DATA TO USE below:
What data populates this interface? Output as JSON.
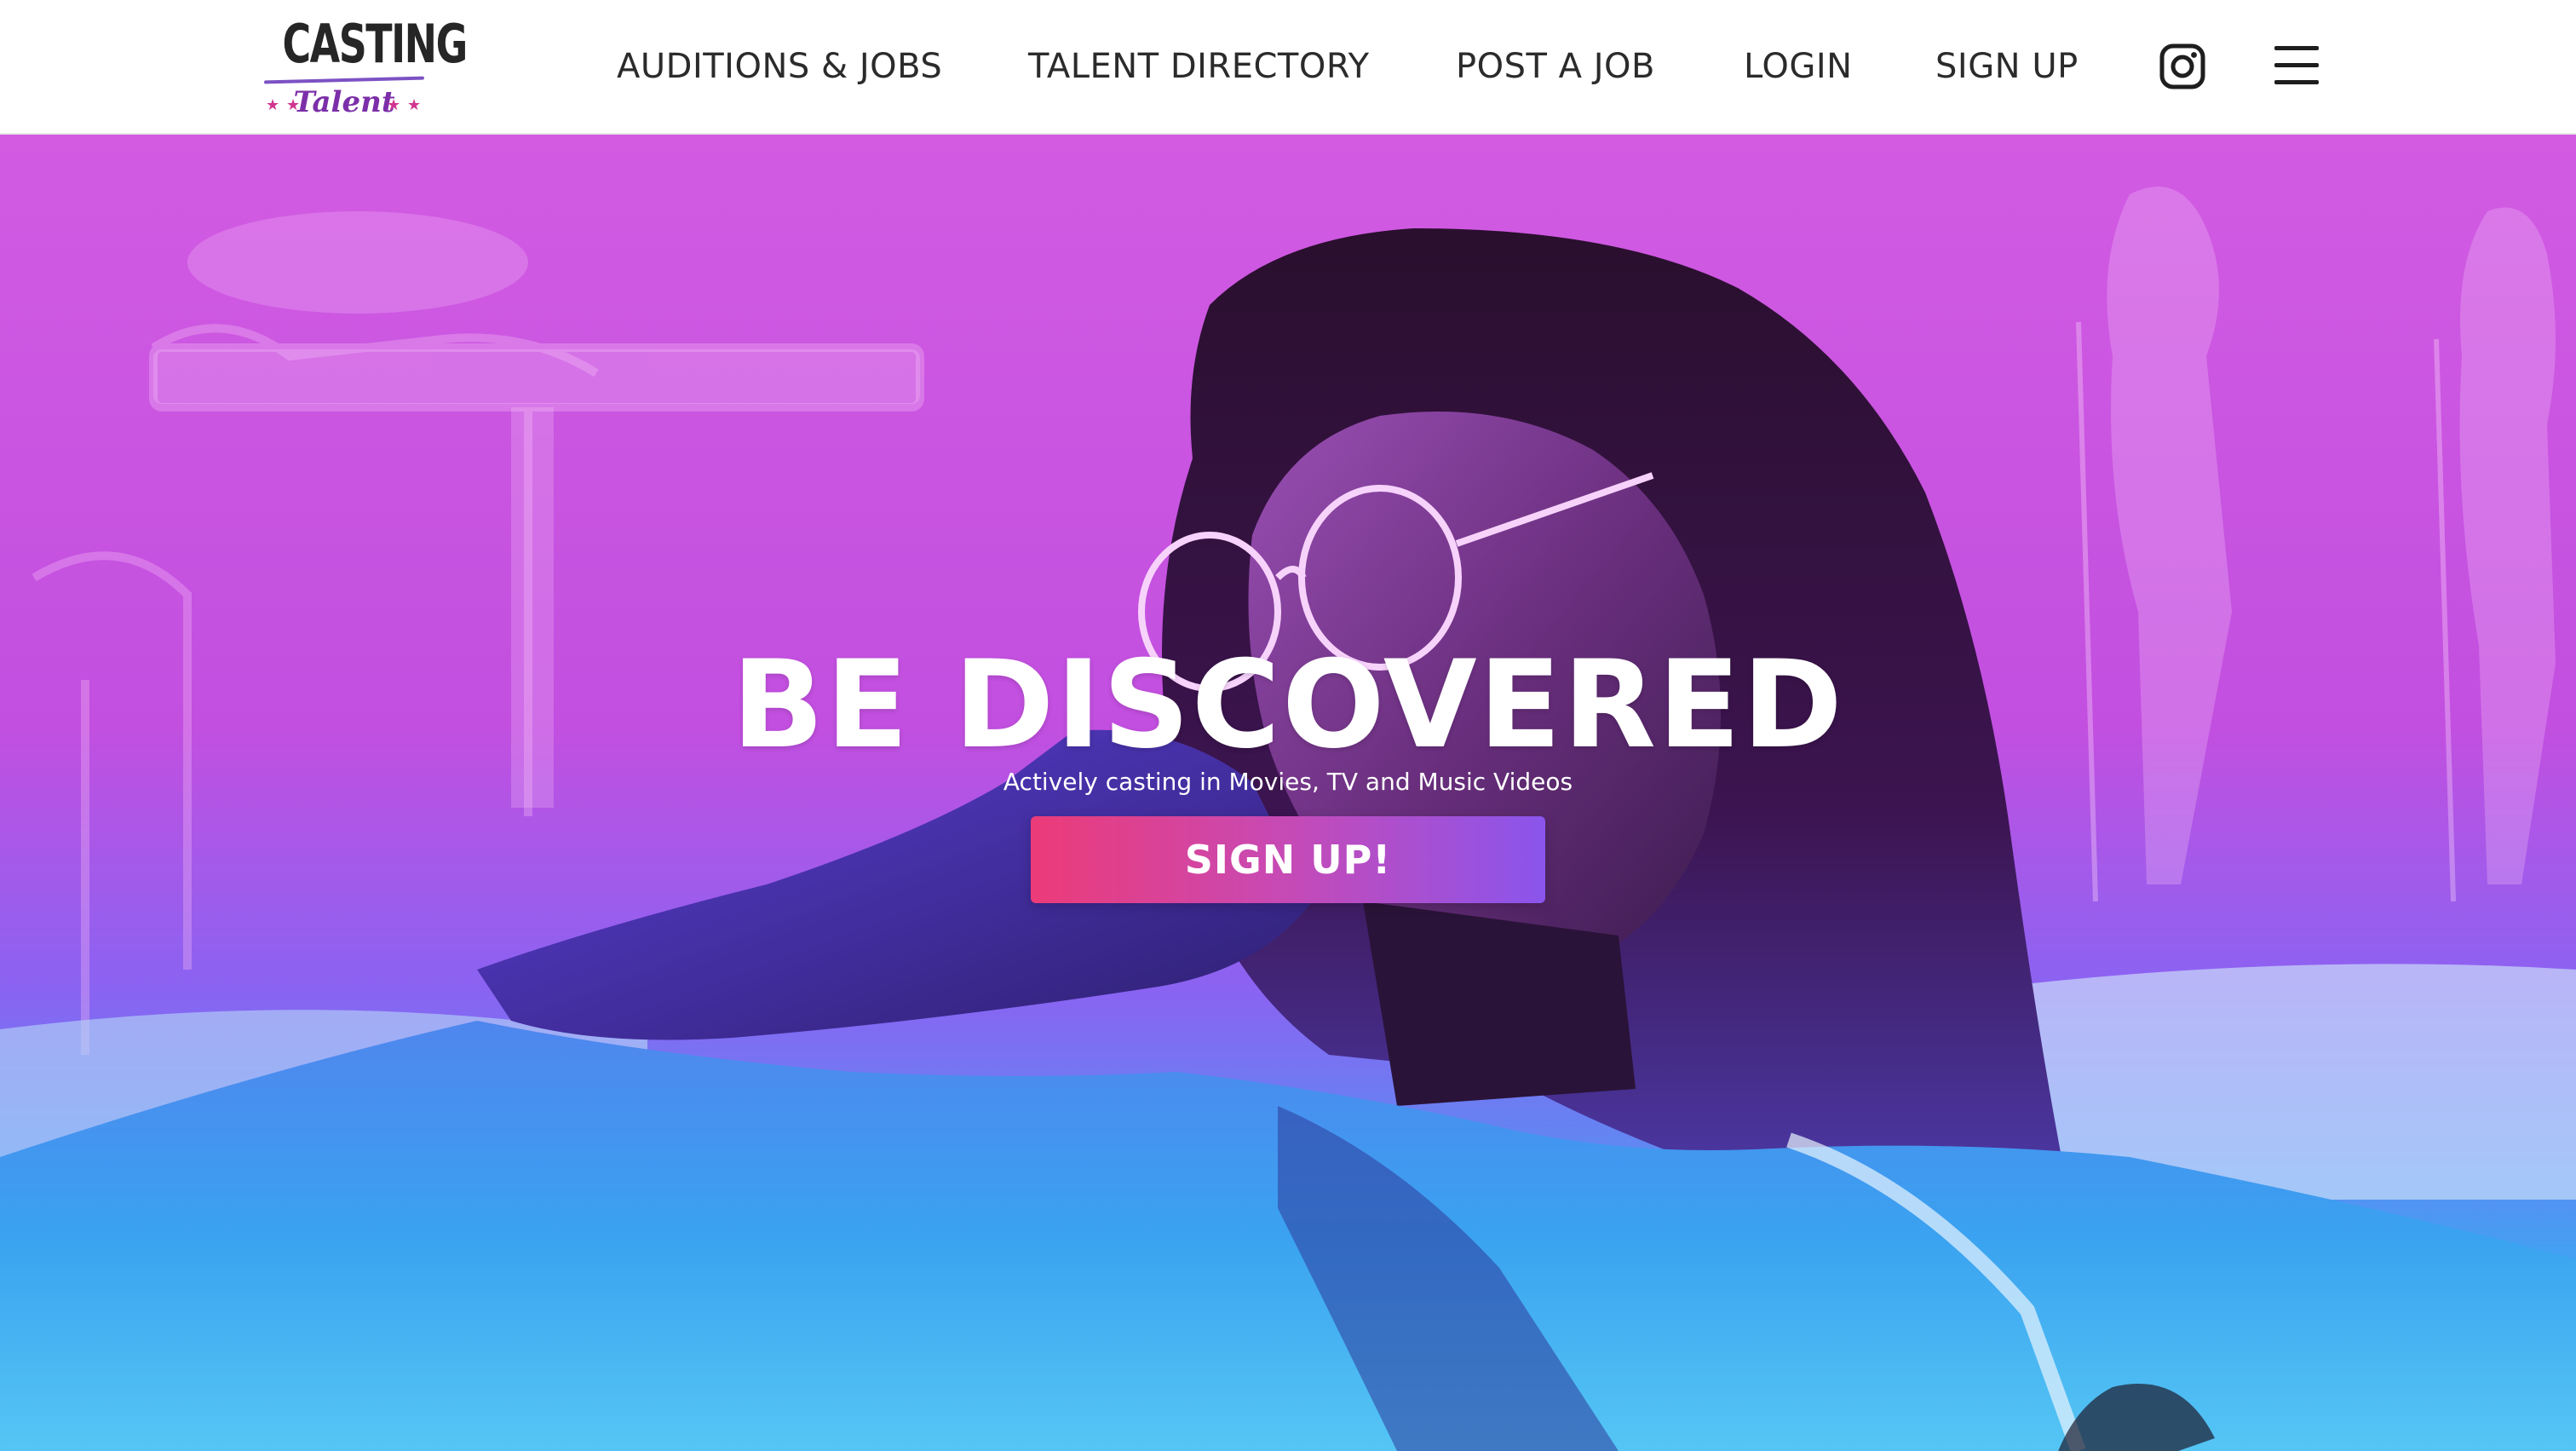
{
  "brand": {
    "logo_word": "CASTING",
    "logo_sub": "Talent",
    "star": "★",
    "accent_purple": "#7c2fa8",
    "accent_pink": "#d0348f"
  },
  "nav": {
    "items": [
      {
        "label": "AUDITIONS & JOBS"
      },
      {
        "label": "TALENT DIRECTORY"
      },
      {
        "label": "POST A JOB"
      },
      {
        "label": "LOGIN"
      },
      {
        "label": "SIGN UP"
      }
    ],
    "instagram_icon": "instagram-icon",
    "menu_icon": "hamburger-menu-icon"
  },
  "hero": {
    "headline": "BE DISCOVERED",
    "subline": "Actively casting in Movies, TV and Music Videos",
    "cta_label": "SIGN UP!",
    "cta_gradient": [
      "#ec3b78",
      "#8a55ec"
    ],
    "background_tint": [
      "#c43fd6",
      "#2ab3ee"
    ]
  }
}
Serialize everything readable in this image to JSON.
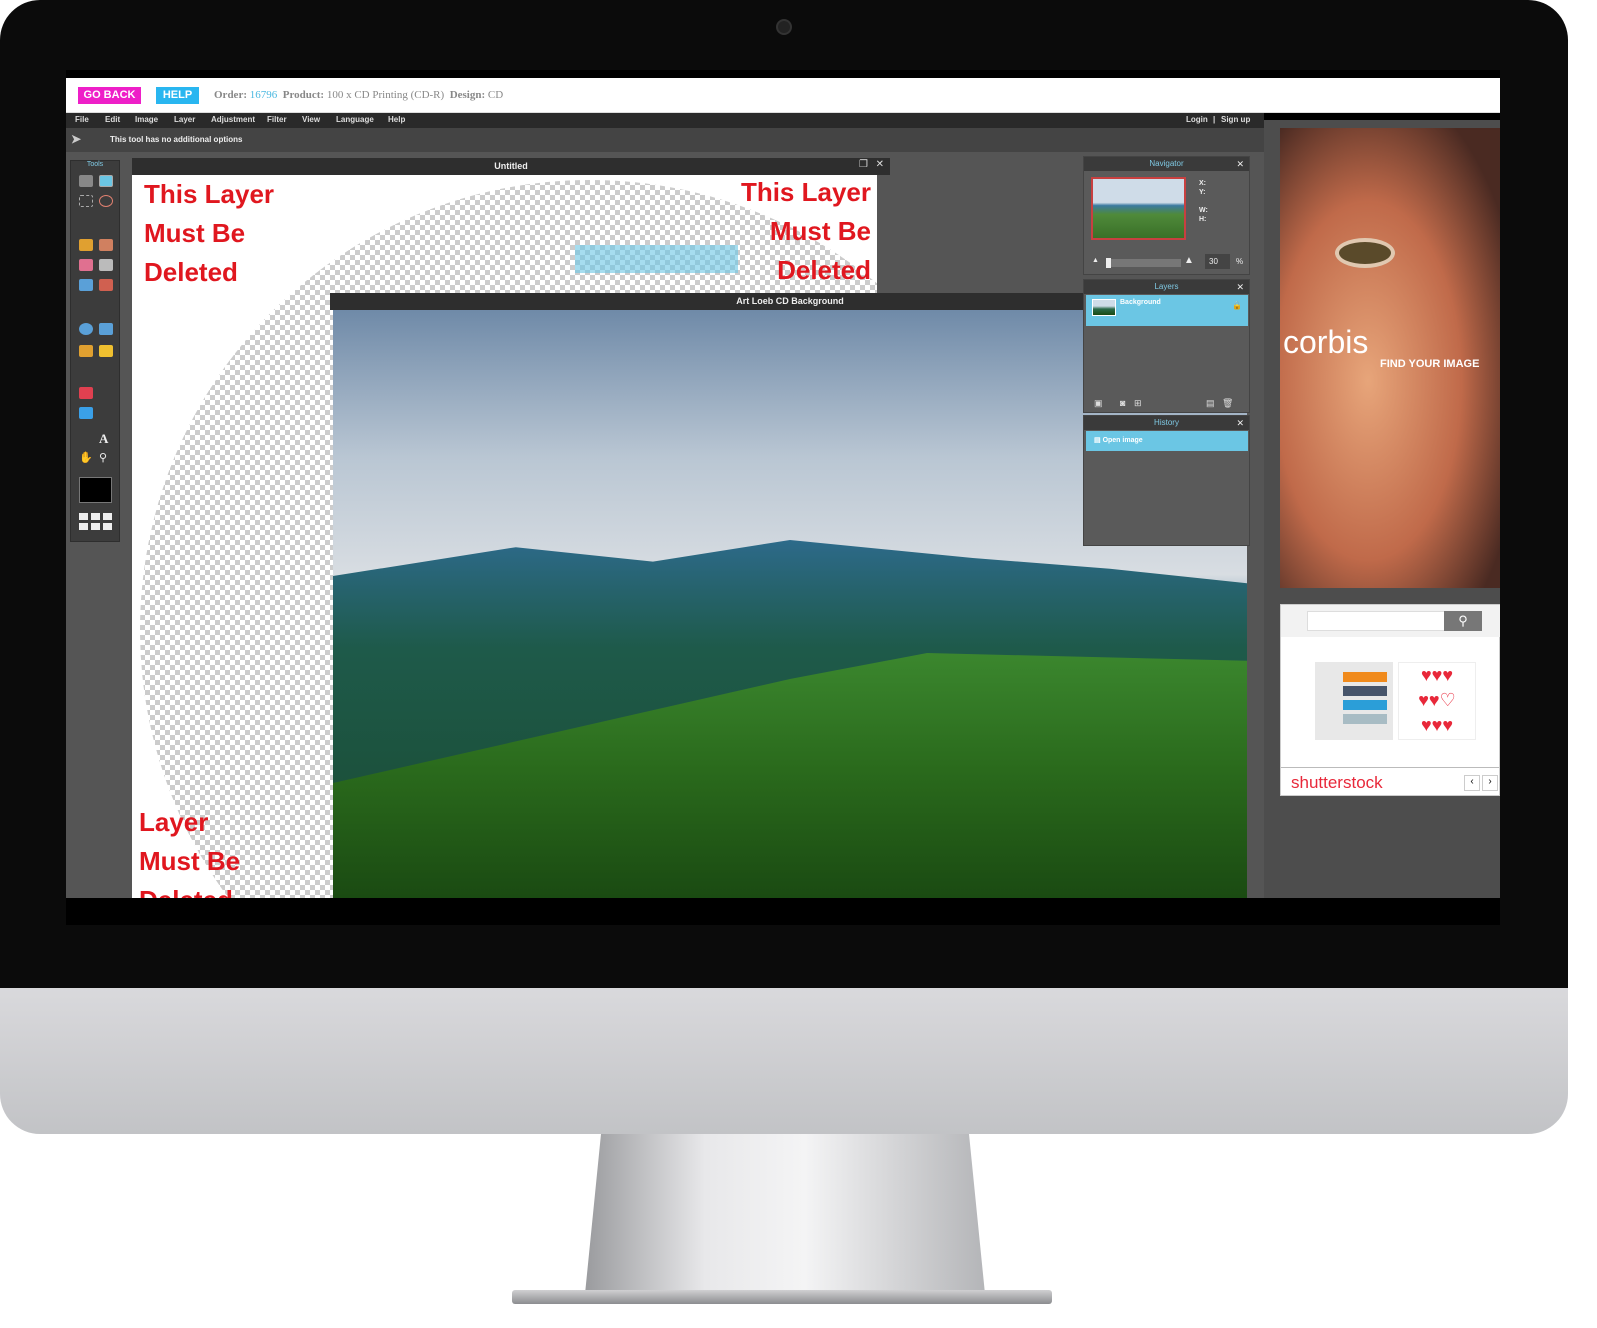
{
  "topbar": {
    "go_back": "GO BACK",
    "help": "HELP",
    "order_label": "Order:",
    "order_value": "16796",
    "product_label": "Product:",
    "product_value": "100 x CD Printing (CD-R)",
    "design_label": "Design:",
    "design_value": "CD",
    "colors": {
      "go_back": "#ee1fc8",
      "help": "#29b6f0",
      "order_value": "#4ab8e0"
    }
  },
  "menu": {
    "items": [
      "File",
      "Edit",
      "Image",
      "Layer",
      "Adjustment",
      "Filter",
      "View",
      "Language",
      "Help"
    ],
    "login": "Login",
    "separator": "|",
    "signup": "Sign up"
  },
  "options": {
    "text": "This tool has no additional options"
  },
  "tools": {
    "title": "Tools"
  },
  "untitled": {
    "title": "Untitled",
    "text_left": [
      "This Layer",
      "Must Be",
      "Deleted"
    ],
    "text_right": [
      "This Layer",
      "Must Be",
      "Deleted"
    ],
    "text_bottom": [
      "Layer",
      "Must Be",
      "Deleted"
    ]
  },
  "photo": {
    "title": "Art Loeb CD Background"
  },
  "navigator": {
    "title": "Navigator",
    "x": "X:",
    "y": "Y:",
    "w": "W:",
    "h": "H:",
    "zoom": "30",
    "unit": "%"
  },
  "layers": {
    "title": "Layers",
    "items": [
      {
        "name": "Background",
        "locked": true
      }
    ]
  },
  "history": {
    "title": "History",
    "items": [
      "Open image"
    ]
  },
  "ads": {
    "corbis": "corbis",
    "corbis_tagline": "FIND YOUR IMAGE",
    "shutterstock": "shutterstock"
  },
  "accent": "#6bc6e4"
}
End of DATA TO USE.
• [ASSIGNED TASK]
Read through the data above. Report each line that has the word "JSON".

• [SOLUTION]
What data populates this interface? Output as JSON.
Serialize everything readable in this image to JSON.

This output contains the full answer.